Switching is economical and simple. For newer x-ray units, simply reduce exposure times by 50 percent after the new screens have been installed. For older x-ray units that will not allow such a big exposure reduction, purchase an inexpensive beam filter kit and install it in the port of the x-ray tube head. Your exposure will be cut by 50 percent automatically. With these simple steps, you’ll reduce radiation exposures significantly, a great enhancement to your practice’s standards of care.

In addition, take the time to educate yourself and your office about the newer extraoral film products. Today, dental professionals are becoming aware of the important role extraoral imaging can play in quality patient care. Researchers have shown that extraoral imaging not only allows dentists to visualize dentition, but also to flag a variety of other pathology, ranging from lesions to metabolic disorders, even carotid artery blockages. (1,2,3,4) For this reason, it’s more important than ever to select a film-screen system that does the best possible job of producing sharp, high-contrast images.


(1.) Tetradis, S, Kantor, ML: Prevalence of skeletal and dental anomalies and normal variants seen in cephalometric and other radiographs of orthodontic patients. Am J Orthod Dentofacial Orthop, 166(5):572-7, 1999.

(2.) Carillo R, Morales A, Rodriguez, Peralto, JL et al. Benign fibro-osseous lesions in Paget’s disease of the jaws. Oral Surg, Oral Med, Oral Pathol, 71:588-92, 1991.

(3.) O’Carroll MK, Krolls SO, Mosca NG, Metastatic carcinoma to the mandible: report of two cases. Oral Surg, Oral Med, Oral Pathol, 76:368-374, 1993.

(4.) Friedlander AH, Gratt BM, Panoramic dental radiography as an aid in detecting patients at risk for stroke, J Oral Maxillofac Surg 1994 Dec;52(12):1257-62.

(Note: Kodak and Ektavision are trademarks of Eastman Kodak Company.)

For more information such as this or on other current topics, visit the dental hygienist/assistants section of the Kodak website at www.Kodak.com/go/dental, or subscribe online to the Kodak dental e-newsletter.
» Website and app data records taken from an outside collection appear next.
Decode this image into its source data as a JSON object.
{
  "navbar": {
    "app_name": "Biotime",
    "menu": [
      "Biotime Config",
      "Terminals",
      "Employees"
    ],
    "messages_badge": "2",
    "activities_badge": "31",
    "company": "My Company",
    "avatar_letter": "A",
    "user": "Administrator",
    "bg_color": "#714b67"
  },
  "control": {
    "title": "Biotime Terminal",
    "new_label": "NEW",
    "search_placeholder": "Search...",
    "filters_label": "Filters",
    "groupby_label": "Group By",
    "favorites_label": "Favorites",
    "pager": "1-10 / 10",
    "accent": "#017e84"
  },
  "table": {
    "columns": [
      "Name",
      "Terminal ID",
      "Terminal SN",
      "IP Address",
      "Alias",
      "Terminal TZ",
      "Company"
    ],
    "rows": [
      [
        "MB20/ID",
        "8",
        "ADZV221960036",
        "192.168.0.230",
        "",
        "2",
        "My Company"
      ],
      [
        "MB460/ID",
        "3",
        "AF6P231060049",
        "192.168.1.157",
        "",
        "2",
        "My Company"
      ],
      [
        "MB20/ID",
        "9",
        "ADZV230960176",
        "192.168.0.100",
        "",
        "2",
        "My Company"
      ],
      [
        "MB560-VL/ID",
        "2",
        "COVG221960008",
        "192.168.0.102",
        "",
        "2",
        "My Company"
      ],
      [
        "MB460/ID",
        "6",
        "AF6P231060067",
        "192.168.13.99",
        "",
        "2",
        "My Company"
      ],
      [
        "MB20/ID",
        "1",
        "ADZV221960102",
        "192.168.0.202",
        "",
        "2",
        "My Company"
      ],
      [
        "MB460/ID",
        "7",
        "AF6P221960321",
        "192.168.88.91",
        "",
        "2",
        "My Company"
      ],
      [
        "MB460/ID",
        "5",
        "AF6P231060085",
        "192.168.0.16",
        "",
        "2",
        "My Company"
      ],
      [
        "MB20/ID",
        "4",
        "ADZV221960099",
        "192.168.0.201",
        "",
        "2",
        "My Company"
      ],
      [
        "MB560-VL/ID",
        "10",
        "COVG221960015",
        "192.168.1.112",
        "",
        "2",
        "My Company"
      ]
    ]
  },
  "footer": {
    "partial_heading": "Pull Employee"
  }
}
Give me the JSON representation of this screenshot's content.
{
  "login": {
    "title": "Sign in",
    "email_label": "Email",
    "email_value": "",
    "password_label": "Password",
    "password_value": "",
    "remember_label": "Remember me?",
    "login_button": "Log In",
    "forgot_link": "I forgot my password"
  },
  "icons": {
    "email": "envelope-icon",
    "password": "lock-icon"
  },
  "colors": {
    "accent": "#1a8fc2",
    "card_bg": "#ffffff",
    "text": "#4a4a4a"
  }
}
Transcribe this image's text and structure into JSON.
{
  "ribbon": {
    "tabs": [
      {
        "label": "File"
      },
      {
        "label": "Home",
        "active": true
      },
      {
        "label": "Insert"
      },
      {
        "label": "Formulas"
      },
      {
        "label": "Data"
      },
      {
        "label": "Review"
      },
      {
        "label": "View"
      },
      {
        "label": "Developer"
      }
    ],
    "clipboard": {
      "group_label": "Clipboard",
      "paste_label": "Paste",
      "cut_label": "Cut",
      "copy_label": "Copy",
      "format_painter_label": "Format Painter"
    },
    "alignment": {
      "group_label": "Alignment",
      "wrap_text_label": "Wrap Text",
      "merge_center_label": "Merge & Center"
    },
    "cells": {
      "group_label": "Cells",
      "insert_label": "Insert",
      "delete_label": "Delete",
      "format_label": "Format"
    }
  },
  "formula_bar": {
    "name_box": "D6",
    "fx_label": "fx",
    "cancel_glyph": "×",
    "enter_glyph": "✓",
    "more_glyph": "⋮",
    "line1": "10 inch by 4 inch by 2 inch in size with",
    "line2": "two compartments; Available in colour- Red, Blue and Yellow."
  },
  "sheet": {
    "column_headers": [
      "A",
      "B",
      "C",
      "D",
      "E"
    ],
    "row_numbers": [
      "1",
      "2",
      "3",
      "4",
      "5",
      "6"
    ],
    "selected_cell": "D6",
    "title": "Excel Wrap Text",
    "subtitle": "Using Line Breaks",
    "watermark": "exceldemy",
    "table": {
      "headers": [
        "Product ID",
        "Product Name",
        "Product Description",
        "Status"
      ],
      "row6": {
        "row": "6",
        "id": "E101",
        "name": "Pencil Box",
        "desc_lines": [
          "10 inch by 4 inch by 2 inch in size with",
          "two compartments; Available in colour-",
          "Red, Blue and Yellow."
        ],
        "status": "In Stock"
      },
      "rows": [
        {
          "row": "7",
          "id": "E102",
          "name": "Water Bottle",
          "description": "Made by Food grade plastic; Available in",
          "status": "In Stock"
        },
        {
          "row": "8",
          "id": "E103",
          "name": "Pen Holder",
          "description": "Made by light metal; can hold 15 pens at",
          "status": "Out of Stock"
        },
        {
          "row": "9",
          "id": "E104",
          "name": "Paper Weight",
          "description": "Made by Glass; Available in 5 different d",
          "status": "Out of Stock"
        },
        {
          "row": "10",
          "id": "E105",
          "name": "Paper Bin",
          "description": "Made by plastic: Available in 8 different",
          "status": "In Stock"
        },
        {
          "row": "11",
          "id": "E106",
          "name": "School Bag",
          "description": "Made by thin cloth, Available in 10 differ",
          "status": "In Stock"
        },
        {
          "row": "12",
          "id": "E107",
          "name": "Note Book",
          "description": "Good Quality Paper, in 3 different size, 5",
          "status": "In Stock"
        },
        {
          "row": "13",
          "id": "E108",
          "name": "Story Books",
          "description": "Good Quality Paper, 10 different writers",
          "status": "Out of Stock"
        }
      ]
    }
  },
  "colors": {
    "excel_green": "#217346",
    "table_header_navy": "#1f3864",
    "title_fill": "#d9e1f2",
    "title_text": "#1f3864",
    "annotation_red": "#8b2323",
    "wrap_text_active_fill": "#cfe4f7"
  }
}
Tony Rostron R.T.C.I.M., is Western U.S. Channel Manager, Dental Business Division, Eastman Kodak Company. He is a graduate of the Medical Radiography Technologist program, McGill University, and of the Canadian Institute of Management, University of Toronto. His background includes the London Polytechnic Institute of Photography, past presidency of the Society for Non Destructive Testing (Canada), former Canadian and U.S. Regional Manager for Eastman Kodak’s Medical Imaging Division, and a continuing education provider for the California Dental Association.

COPYRIGHT 2003 American Dental Assistants Association

COPYRIGHT 2003 Gale Group